> [What you should do] Report each line of the records below that uses the word "Preserve".

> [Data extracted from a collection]
☆ ☆ ☆ ☆ ☆ ☆ ☆

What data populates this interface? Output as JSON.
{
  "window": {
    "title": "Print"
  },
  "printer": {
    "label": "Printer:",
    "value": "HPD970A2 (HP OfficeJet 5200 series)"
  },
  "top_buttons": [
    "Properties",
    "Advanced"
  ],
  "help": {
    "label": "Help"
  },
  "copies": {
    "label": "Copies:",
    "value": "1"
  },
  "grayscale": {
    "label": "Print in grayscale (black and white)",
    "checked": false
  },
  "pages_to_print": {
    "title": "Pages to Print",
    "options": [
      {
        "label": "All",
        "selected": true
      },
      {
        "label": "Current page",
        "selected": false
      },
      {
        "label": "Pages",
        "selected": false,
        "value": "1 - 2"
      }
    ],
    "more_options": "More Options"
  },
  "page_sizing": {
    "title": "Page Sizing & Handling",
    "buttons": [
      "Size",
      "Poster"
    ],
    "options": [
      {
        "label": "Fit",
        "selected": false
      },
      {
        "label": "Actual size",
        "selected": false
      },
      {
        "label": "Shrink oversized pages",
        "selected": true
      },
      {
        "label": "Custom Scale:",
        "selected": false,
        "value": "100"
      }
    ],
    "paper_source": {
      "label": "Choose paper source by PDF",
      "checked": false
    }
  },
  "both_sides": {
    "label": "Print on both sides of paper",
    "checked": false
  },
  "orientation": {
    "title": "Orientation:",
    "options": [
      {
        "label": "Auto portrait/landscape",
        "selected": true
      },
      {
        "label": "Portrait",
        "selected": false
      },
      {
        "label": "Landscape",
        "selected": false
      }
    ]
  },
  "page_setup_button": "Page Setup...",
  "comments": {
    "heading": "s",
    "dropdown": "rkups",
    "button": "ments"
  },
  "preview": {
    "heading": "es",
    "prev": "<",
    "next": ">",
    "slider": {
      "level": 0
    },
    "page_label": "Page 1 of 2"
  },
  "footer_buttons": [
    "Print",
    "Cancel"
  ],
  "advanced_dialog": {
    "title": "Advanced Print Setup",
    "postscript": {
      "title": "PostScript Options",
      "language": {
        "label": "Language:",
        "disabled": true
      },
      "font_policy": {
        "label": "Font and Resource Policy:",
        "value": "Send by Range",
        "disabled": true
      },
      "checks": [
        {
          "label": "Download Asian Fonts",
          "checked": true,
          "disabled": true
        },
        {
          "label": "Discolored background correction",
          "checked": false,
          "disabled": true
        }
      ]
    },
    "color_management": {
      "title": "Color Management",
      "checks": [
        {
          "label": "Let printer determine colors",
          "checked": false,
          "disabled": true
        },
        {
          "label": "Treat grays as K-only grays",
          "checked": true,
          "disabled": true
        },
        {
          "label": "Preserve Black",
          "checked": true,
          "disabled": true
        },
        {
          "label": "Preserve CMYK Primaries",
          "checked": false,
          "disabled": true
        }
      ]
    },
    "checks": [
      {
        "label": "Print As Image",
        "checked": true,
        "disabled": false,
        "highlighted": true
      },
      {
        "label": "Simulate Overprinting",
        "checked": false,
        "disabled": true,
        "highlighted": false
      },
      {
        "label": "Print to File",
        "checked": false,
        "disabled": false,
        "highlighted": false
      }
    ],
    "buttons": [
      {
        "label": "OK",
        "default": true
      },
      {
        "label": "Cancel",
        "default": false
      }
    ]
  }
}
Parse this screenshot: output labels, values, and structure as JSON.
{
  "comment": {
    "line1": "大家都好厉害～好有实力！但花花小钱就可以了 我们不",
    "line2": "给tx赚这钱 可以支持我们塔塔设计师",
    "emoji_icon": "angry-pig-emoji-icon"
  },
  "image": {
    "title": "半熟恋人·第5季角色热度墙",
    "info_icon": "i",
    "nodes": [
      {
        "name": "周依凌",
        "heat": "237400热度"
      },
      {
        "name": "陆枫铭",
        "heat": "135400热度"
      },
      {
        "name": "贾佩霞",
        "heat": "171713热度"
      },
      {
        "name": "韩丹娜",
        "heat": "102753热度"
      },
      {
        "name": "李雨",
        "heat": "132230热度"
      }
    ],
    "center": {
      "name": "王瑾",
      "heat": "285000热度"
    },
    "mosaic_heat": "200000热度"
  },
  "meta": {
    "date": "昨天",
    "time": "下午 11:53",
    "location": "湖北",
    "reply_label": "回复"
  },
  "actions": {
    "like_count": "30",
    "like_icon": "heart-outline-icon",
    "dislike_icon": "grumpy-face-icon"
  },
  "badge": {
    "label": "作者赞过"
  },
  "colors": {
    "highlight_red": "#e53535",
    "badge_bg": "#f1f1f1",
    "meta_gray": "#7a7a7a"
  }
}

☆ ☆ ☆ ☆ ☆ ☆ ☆

> [Solved exercise]
          "label": "Preserve Black",
          "label": "Preserve CMYK Primaries",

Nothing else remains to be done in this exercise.